- _Assigned task_:
Entries follow. Set all of them down as they stand.

━━━ Information given

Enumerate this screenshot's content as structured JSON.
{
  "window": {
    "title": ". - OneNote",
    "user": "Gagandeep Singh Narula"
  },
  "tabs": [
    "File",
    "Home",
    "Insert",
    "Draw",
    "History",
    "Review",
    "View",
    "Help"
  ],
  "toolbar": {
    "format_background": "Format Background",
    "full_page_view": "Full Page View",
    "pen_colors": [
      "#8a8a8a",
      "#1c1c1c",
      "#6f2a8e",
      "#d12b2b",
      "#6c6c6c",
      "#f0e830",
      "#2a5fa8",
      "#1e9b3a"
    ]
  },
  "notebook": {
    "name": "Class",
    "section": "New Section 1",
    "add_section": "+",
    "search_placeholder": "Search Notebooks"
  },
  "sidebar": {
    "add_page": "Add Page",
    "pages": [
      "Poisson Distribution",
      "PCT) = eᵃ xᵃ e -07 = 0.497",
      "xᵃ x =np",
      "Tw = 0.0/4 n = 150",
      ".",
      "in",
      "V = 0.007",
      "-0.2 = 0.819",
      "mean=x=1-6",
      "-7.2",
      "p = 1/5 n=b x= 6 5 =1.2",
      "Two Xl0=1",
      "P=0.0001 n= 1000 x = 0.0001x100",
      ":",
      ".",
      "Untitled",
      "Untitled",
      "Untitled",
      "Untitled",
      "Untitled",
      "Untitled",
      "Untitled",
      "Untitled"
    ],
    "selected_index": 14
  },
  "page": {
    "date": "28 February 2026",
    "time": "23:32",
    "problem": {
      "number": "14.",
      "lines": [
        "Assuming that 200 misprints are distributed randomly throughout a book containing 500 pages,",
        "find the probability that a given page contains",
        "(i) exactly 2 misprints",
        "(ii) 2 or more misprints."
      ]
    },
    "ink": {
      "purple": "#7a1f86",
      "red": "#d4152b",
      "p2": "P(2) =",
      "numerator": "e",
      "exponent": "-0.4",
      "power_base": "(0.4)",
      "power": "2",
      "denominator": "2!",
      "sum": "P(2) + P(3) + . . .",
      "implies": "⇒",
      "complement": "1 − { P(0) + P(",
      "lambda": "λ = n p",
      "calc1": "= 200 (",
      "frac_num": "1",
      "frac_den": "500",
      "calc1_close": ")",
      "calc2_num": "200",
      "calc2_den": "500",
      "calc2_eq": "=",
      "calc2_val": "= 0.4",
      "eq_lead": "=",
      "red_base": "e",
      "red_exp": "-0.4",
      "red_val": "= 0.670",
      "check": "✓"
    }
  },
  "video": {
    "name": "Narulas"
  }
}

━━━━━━

- _Your solution_:
Enumerate this screenshot's content as structured JSON.
{
  "window": {
    "title": ". - OneNote",
    "user": "Gagandeep Singh Narula"
  },
  "tabs": [
    "File",
    "Home",
    "Insert",
    "Draw",
    "History",
    "Review",
    "View",
    "Help"
  ],
  "toolbar": {
    "format_background": "Format Background",
    "full_page_view": "Full Page View",
    "pen_colors": [
      "#8a8a8a",
      "#1c1c1c",
      "#6f2a8e",
      "#d12b2b",
      "#6c6c6c",
      "#f0e830",
      "#2a5fa8",
      "#1e9b3a"
    ]
  },
  "notebook": {
    "name": "Class",
    "section": "New Section 1",
    "add_section": "+",
    "search_placeholder": "Search Notebooks"
  },
  "sidebar": {
    "add_page": "Add Page",
    "pages": [
      "Poisson Distribution",
      "PCT) = eᵃ xᵃ e -07 = 0.497",
      "xᵃ x =np",
      "Tw = 0.0/4 n = 150",
      ".",
      "in",
      "V = 0.007",
      "-0.2 = 0.819",
      "mean=x=1-6",
      "-7.2",
      "p = 1/5 n=b x= 6 5 =1.2",
      "Two Xl0=1",
      "P=0.0001 n= 1000 x = 0.0001x100",
      ":",
      ".",
      "Untitled",
      "Untitled",
      "Untitled",
      "Untitled",
      "Untitled",
      "Untitled",
      "Untitled",
      "Untitled"
    ],
    "selected_index": 14
  },
  "page": {
    "date": "28 February 2026",
    "time": "23:32",
    "problem": {
      "number": "14.",
      "lines": [
        "Assuming that 200 misprints are distributed randomly throughout a book containing 500 pages,",
        "find the probability that a given page contains",
        "(i) exactly 2 misprints",
        "(ii) 2 or more misprints."
      ]
    },
    "ink": {
      "purple": "#7a1f86",
      "red": "#d4152b",
      "p2": "P(2) =",
      "numerator": "e",
      "exponent": "-0.4",
      "power_base": "(0.4)",
      "power": "2",
      "denominator": "2!",
      "sum": "P(2) + P(3) + . . .",
      "implies": "⇒",
      "complement": "1 − { P(0) + P(",
      "lambda": "λ = n p",
      "calc1": "= 200 (",
      "frac_num": "1",
      "frac_den": "500",
      "calc1_close": ")",
      "calc2_num": "200",
      "calc2_den": "500",
      "calc2_eq": "=",
      "calc2_val": "= 0.4",
      "eq_lead": "=",
      "red_base": "e",
      "red_exp": "-0.4",
      "red_val": "= 0.670",
      "check": "✓"
    }
  },
  "video": {
    "name": "Narulas"
  }
}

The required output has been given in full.